This involves more risk as one gets into the old structure and cannot rise up directly in case of an emergency. The last category is going beyond the light zone and undertaking full penetration scuba diving. This is the riskiest category where one can risk getting lost inside the wreck or get trapped in a dark zone in case of light failures. Any malfunction in the breathing apparatus on this level can be very dangerous as there is no direct way to rise to the surface.
The Risk Factors
It Needs Caution
Wreck diving is a specialized adventure sport as it involves various risks. The set of dangers includes general ones as well as site-specific ones that need special instructions, instruments as well as guidance. Many of the best wreck diving sites are located deep under the sea which requires deep diving techniques and procedures and also knowledge about ocean currents.
So wreck diving is not just ordinary scuba diving as it involves not only precautions but also a responsibility towards the wreck and the marine life associated with it. Making one’s way through a fragile environment without causing any disturbance to it requires skills and experience. The wreck divers usually carry a few essential pieces of equipment along with a dive knife and dive light with backup units.

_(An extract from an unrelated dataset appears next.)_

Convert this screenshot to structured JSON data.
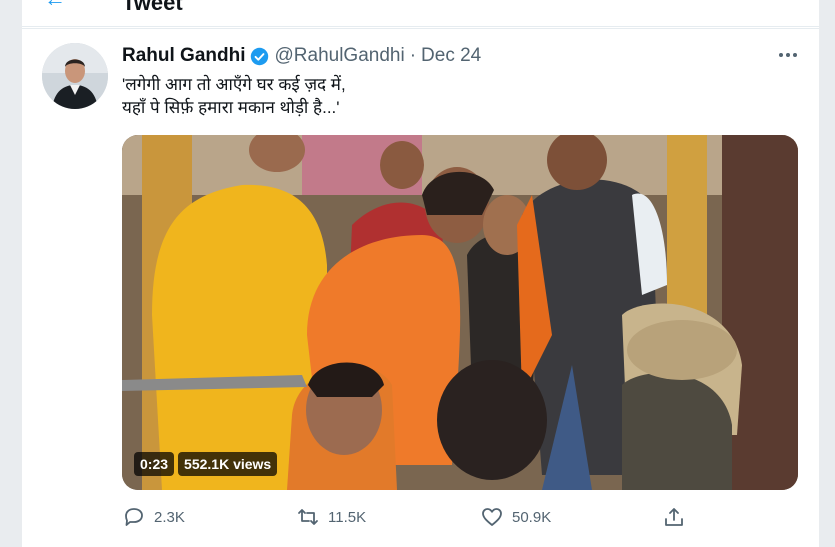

One major factor while wreck diving is to be alert about the air tank capacity and maintaining sufficient reserve air for a safe rise to the surface. The divers who dive a wreck are also taught special swimming and fin movement methods so as not to disturb the deposition of silt inside the wreck. Any accidental movement disturbing the silt may result in total loss of visibility and such a situation as known as “silt-out”.

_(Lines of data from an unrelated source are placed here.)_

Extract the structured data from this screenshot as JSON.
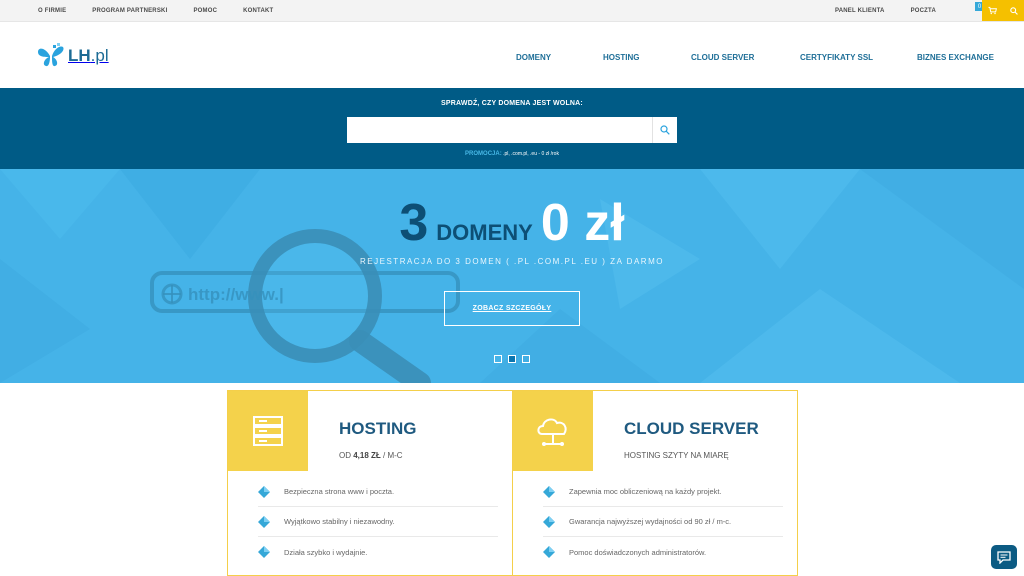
{
  "topbar": {
    "links": [
      "O FIRMIE",
      "PROGRAM PARTNERSKI",
      "POMOC",
      "KONTAKT"
    ],
    "right_links": [
      "PANEL KLIENTA",
      "POCZTA"
    ],
    "cart_count": "0",
    "cart_icon": "cart-icon",
    "search_icon": "search-icon"
  },
  "header": {
    "logo_text_main": "LH",
    "logo_text_suffix": ".pl",
    "nav": [
      "DOMENY",
      "HOSTING",
      "CLOUD SERVER",
      "CERTYFIKATY SSL",
      "BIZNES EXCHANGE"
    ]
  },
  "domain_search": {
    "title": "SPRAWDŹ, CZY DOMENA JEST WOLNA:",
    "input_value": "",
    "placeholder": "",
    "promo_label": "PROMOCJA:",
    "promo_text": ".pl, .com.pl, .eu - 0 zł /rok"
  },
  "hero": {
    "number_left": "3",
    "word": "DOMENY",
    "number_right": "0 zł",
    "subtitle": "REJESTRACJA DO 3 DOMEN ( .PL .COM.PL .EU ) ZA DARMO",
    "cta": "ZOBACZ SZCZEGÓŁY",
    "url_deco": "http://www.|",
    "slides": 3,
    "active_slide": 2
  },
  "cards": [
    {
      "title": "HOSTING",
      "sub_prefix": "OD ",
      "sub_strong": "4,18 ZŁ",
      "sub_suffix": " / M-C",
      "icon": "server-icon",
      "features": [
        "Bezpieczna strona www i poczta.",
        "Wyjątkowo stabilny i niezawodny.",
        "Działa szybko i wydajnie."
      ]
    },
    {
      "title": "CLOUD SERVER",
      "sub": "HOSTING SZYTY NA MIARĘ",
      "icon": "cloud-icon",
      "features": [
        "Zapewnia moc obliczeniową na każdy projekt.",
        "Gwarancja najwyższej wydajności od 90 zł / m-c.",
        "Pomoc doświadczonych administratorów."
      ]
    }
  ],
  "colors": {
    "topbar_accent": "#f5c000",
    "domain_band": "#005b86",
    "hero_bg": "#45b3e8",
    "brand_dark": "#1f5a80",
    "card_accent": "#f4d24b"
  }
}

There is also a guideline that is tied to a part of the wreck to help the drivers in finding their way.
It is also a fact that drivers prefer to go for shipwrecks located in deeper parts of the ocean as such wrecks are better preserved which can lead to multiple additional challenges. Due to the multiple safety factors involved there are quite a few professional institutes that provide wreck diving courses to adventure lovers.
Unless you want to dive on the wreck of Titanic, recreational wreck diving can be an amazing experience and when done with the right precautions is not as risky as it seems. In fact, the number of deaths per year due to road accidents is many times more than that due to scuba diving. So this sport can be your chance to explore a new world and if you are planning to visit a wreck, it will give you a glimpse into a forgotten era. Since this is a specialized sport, you need the best pieces of equipment to move ahead in those depths. So we will bring to you some of the reviews of the pieces of equipment that you can get your hand on, before going for a dive.